**Information shown**
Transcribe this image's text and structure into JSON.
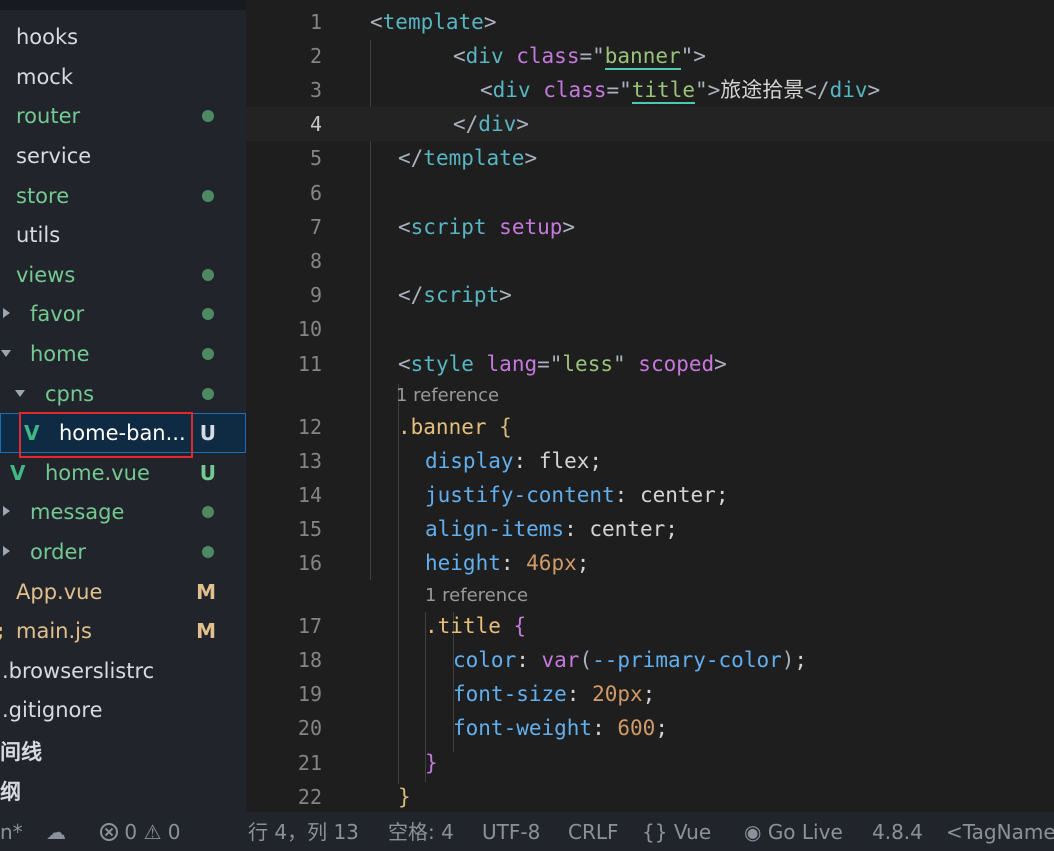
{
  "explorer": {
    "rows": [
      {
        "label": "hooks",
        "color": "grey"
      },
      {
        "label": "mock",
        "color": "grey"
      },
      {
        "label": "router",
        "color": "green",
        "dot": true
      },
      {
        "label": "service",
        "color": "grey"
      },
      {
        "label": "store",
        "color": "green",
        "dot": true
      },
      {
        "label": "utils",
        "color": "grey"
      },
      {
        "label": "views",
        "color": "green",
        "dot": true
      },
      {
        "label": "favor",
        "color": "green",
        "dot": true,
        "chevron": "right"
      },
      {
        "label": "home",
        "color": "green",
        "dot": true,
        "chevron": "down"
      },
      {
        "label": "cpns",
        "color": "green",
        "dot": true,
        "chevron": "down"
      },
      {
        "label": "home-ban...",
        "color": "white",
        "badge": "U",
        "icon": "vue-icon",
        "selected": true
      },
      {
        "label": "home.vue",
        "color": "green",
        "badge": "U",
        "icon": "vue-icon"
      },
      {
        "label": "message",
        "color": "green",
        "dot": true,
        "chevron": "right"
      },
      {
        "label": "order",
        "color": "green",
        "dot": true,
        "chevron": "right"
      },
      {
        "label": "App.vue",
        "color": "orange",
        "badge": "M"
      },
      {
        "label": "main.js",
        "color": "orange",
        "badge": "M",
        "icon": "js-icon"
      },
      {
        "label": ".browserslistrc",
        "color": "grey"
      },
      {
        "label": ".gitignore",
        "color": "grey"
      }
    ],
    "outline_label": "间线",
    "timeline_label": "纲"
  },
  "editor": {
    "line_numbers": [
      "1",
      "2",
      "3",
      "4",
      "5",
      "6",
      "7",
      "8",
      "9",
      "10",
      "11",
      "12",
      "13",
      "14",
      "15",
      "16",
      "17",
      "18",
      "19",
      "20",
      "21",
      "22"
    ],
    "active_line": "4",
    "codelens": [
      "1 reference",
      "1 reference"
    ],
    "lines": [
      [
        [
          "<",
          "punct"
        ],
        [
          "template",
          "tag"
        ],
        [
          ">",
          "punct"
        ]
      ],
      [
        [
          "<",
          "punct"
        ],
        [
          "div",
          "tag"
        ],
        [
          " ",
          "val"
        ],
        [
          "class",
          "attr"
        ],
        [
          "=\"",
          "punct"
        ],
        [
          "banner",
          "str_ul"
        ],
        [
          "\">",
          "punct"
        ]
      ],
      [
        [
          "<",
          "punct"
        ],
        [
          "div",
          "tag"
        ],
        [
          " ",
          "val"
        ],
        [
          "class",
          "attr"
        ],
        [
          "=\"",
          "punct"
        ],
        [
          "title",
          "str_ul"
        ],
        [
          "\">",
          "punct"
        ],
        [
          "旅途拾景",
          "val"
        ],
        [
          "</",
          "punct"
        ],
        [
          "div",
          "tag"
        ],
        [
          ">",
          "punct"
        ]
      ],
      [
        [
          "</",
          "punct"
        ],
        [
          "div",
          "tag"
        ],
        [
          ">",
          "punct"
        ]
      ],
      [
        [
          "</",
          "punct"
        ],
        [
          "template",
          "tag"
        ],
        [
          ">",
          "punct"
        ]
      ],
      [],
      [
        [
          "<",
          "punct"
        ],
        [
          "script",
          "tag"
        ],
        [
          " ",
          "val"
        ],
        [
          "setup",
          "attr"
        ],
        [
          ">",
          "punct"
        ]
      ],
      [],
      [
        [
          "</",
          "punct"
        ],
        [
          "script",
          "tag"
        ],
        [
          ">",
          "punct"
        ]
      ],
      [],
      [
        [
          "<",
          "punct"
        ],
        [
          "style",
          "tag"
        ],
        [
          " ",
          "val"
        ],
        [
          "lang",
          "attr"
        ],
        [
          "=\"",
          "punct"
        ],
        [
          "less",
          "str"
        ],
        [
          "\"",
          "punct"
        ],
        [
          " ",
          "val"
        ],
        [
          "scoped",
          "attr"
        ],
        [
          ">",
          "punct"
        ]
      ],
      [
        [
          ".banner",
          "cls"
        ],
        [
          " ",
          "val"
        ],
        [
          "{",
          "b1"
        ]
      ],
      [
        [
          "display",
          "prop"
        ],
        [
          ": ",
          "val"
        ],
        [
          "flex",
          "val"
        ],
        [
          ";",
          "val"
        ]
      ],
      [
        [
          "justify-content",
          "prop"
        ],
        [
          ": ",
          "val"
        ],
        [
          "center",
          "val"
        ],
        [
          ";",
          "val"
        ]
      ],
      [
        [
          "align-items",
          "prop"
        ],
        [
          ": ",
          "val"
        ],
        [
          "center",
          "val"
        ],
        [
          ";",
          "val"
        ]
      ],
      [
        [
          "height",
          "prop"
        ],
        [
          ": ",
          "val"
        ],
        [
          "46px",
          "num"
        ],
        [
          ";",
          "val"
        ]
      ],
      [
        [
          ".title",
          "cls"
        ],
        [
          " ",
          "val"
        ],
        [
          "{",
          "b2"
        ]
      ],
      [
        [
          "color",
          "prop"
        ],
        [
          ": ",
          "val"
        ],
        [
          "var",
          "attr"
        ],
        [
          "(",
          "punct"
        ],
        [
          "--primary-color",
          "prop"
        ],
        [
          ")",
          "punct"
        ],
        [
          ";",
          "val"
        ]
      ],
      [
        [
          "font-size",
          "prop"
        ],
        [
          ": ",
          "val"
        ],
        [
          "20px",
          "num"
        ],
        [
          ";",
          "val"
        ]
      ],
      [
        [
          "font-weight",
          "prop"
        ],
        [
          ": ",
          "val"
        ],
        [
          "600",
          "num"
        ],
        [
          ";",
          "val"
        ]
      ],
      [
        [
          "}",
          "b2"
        ]
      ],
      [
        [
          "}",
          "b1"
        ]
      ]
    ]
  },
  "statusbar": {
    "branch": "n*",
    "errors": "0",
    "warnings": "0",
    "position": "行 4，列 13",
    "indent": "空格: 4",
    "encoding": "UTF-8",
    "eol": "CRLF",
    "language": "Vue",
    "golive": "Go Live",
    "version": "4.8.4",
    "tagname": "<TagName"
  },
  "colors": {
    "sidebar_bg": "#21252b",
    "editor_bg": "#1e1e1e",
    "git_green": "#73c991",
    "git_modified": "#e2c08d",
    "highlight_border": "#e0282d"
  }
}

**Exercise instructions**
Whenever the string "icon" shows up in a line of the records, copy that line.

**Task answer**
        "icon": "vue-icon",
        "icon": "vue-icon"
        "icon": "js-icon"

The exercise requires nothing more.